One of my favorite columnists, Ms. Kathy Benjamin, authoress of some of the funniest articles on sent out a challenge. She asked her Facebook following to list 10 books “that have stayed with you in some way.” She claims she is always on the lookout for good books.

As an aspiring author, I can believe it. I, myself, am also looking for awesomeness in the book department, and have a very eclectic list from which to choose. Some of the books I read are inspiring, and others are just humorous.

Here is my list, and I challenge all of you to come up with a list of your own:

  • A Prison Diary – Jeffrey Archer
  • Down and Out in Paris and London – George Orwell

  • Nickel and Dimed: On (Not) Getting By in America – Barbara Ehreneich

  • Salvation In Death – J. D. Robb

  • The Cronicles of the Lensman – E. E. “Doc” Smith

  • The Hitchikers’ Guide to The Galaxy – Douglas Adams

  • The Inimitable Jeeves – P. G. Wodehouse

  • Time Enough for Love: The Lives of Lazarus Long – Robert Heinlein

  • You Can’t Drink All Day If You Don’t Start in the Morning – Celia Rivenbark

  • To Kill a Mockingbird – Harper Lee

Blind Girl Helps Homeless Get Shoes

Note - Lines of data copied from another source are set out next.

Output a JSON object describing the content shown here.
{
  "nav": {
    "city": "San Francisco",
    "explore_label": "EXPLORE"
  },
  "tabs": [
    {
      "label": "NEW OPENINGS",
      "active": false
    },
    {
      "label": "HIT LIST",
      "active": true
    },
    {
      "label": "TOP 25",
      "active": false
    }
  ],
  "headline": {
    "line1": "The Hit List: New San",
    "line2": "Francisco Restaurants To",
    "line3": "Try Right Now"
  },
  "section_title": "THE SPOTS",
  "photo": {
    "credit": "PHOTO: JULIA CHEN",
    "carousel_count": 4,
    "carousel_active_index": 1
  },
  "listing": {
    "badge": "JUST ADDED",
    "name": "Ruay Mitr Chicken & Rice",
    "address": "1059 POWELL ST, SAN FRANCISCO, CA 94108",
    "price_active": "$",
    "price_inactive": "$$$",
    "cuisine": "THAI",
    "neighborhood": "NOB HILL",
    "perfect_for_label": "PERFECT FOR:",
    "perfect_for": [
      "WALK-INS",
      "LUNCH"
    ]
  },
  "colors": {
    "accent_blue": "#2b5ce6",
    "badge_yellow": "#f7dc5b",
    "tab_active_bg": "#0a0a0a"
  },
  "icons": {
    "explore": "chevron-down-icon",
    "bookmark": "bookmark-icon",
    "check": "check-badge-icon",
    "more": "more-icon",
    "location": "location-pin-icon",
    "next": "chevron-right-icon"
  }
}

As a social worker, I have seen too many cases where people have to go without because they cannot afford to meet their basic needs. Reading stories about people who help the less fortunate reminds me that there is still a shred of humanity left in the world. This girl, who just so happens to have a vision disability, chose to overlook her problems to find shoes for the homeless. (/p>

(CNN) – For 13-year-old McClain Hermes, the inspiration to impact her world began in 2009, after her father showed her a magazine article about a shoe recycling program. “We decided (that instead of) recycling them, we would collect them and give them to people that needed them,” she says.

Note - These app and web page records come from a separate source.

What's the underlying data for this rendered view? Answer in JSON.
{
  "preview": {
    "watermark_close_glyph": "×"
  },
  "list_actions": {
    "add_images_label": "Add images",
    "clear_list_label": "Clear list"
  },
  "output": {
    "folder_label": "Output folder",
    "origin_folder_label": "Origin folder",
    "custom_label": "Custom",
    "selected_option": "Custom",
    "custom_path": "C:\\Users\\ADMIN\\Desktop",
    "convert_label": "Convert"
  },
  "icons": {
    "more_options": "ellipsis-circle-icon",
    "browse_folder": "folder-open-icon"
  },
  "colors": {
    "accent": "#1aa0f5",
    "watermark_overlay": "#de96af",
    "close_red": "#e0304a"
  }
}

And with that, Shoes for the Souls was born and delivered 365 pairs of shoes that first year.

In the five years since, the Georgia teen and her father, Matt Hermes, have collected about 10,000 pairs of shoes for an Atlanta homeless shelter.

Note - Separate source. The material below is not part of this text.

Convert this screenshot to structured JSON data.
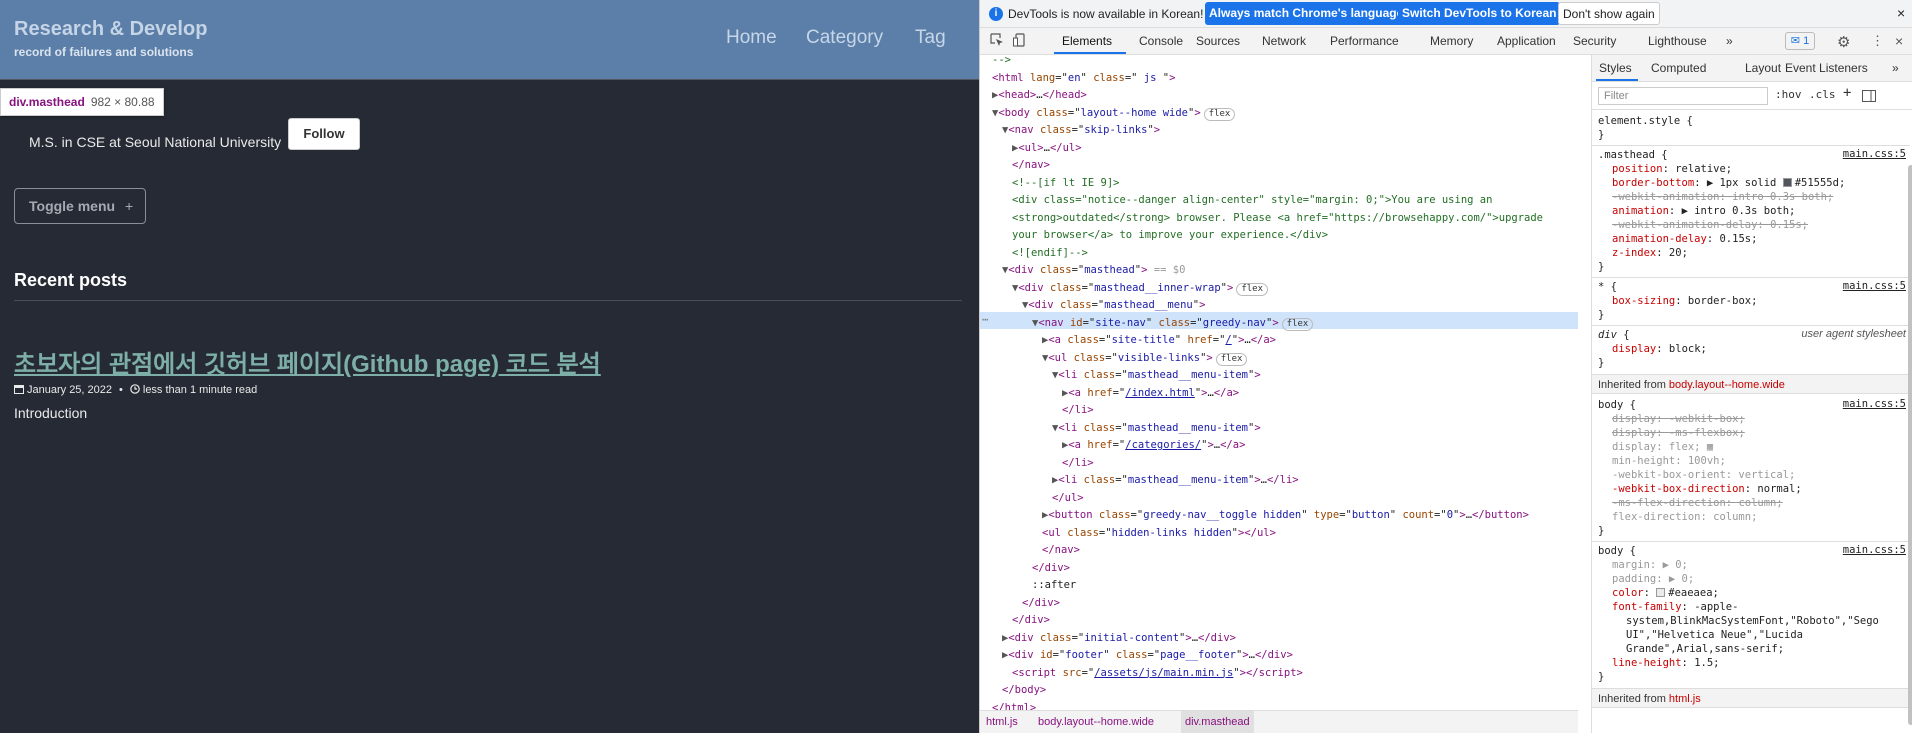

But what’s especially impressive about this middle school student is she does this despite the daily struggles life brings her. About the time she began collecting shoes, she developed vision problems that ended up with one of her retinas detached and her vision extremely limited in the other. She’s now legally blind, and doctors say she will be completely without sight in the next two to five years. Outside the comfort of her home, she oftentimes will need to use a cane.
CNN: Helping the homeless: one”step” at the time

As a blind person, I am very proud of this young lady. She is indeed inspirational and serves as proof that we the blind of the world can give back to society, making a difference for those less fortunate than ourselves. Good job! You rock!